- _Work instruction_: Please write out the listing exactly, with nothing altered.
------------------------------------------------------------------------
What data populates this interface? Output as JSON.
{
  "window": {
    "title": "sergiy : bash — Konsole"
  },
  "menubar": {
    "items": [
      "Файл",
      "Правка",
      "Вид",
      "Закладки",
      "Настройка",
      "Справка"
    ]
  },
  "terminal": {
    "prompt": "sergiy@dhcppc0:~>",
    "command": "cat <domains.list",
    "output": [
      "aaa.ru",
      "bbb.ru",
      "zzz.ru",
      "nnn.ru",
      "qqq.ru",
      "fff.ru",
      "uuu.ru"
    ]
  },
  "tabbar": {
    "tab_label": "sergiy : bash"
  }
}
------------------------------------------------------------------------
- _Task output_:
What data populates this interface? Output as JSON.
{
  "window": {
    "title": "sergiy : bash — Konsole"
  },
  "menubar": {
    "items": [
      "Файл",
      "Правка",
      "Вид",
      "Закладки",
      "Настройка",
      "Справка"
    ]
  },
  "terminal": {
    "prompt": "sergiy@dhcppc0:~>",
    "command": "cat <domains.list",
    "output": [
      "aaa.ru",
      "bbb.ru",
      "zzz.ru",
      "nnn.ru",
      "qqq.ru",
      "fff.ru",
      "uuu.ru"
    ]
  },
  "tabbar": {
    "tab_label": "sergiy : bash"
  }
}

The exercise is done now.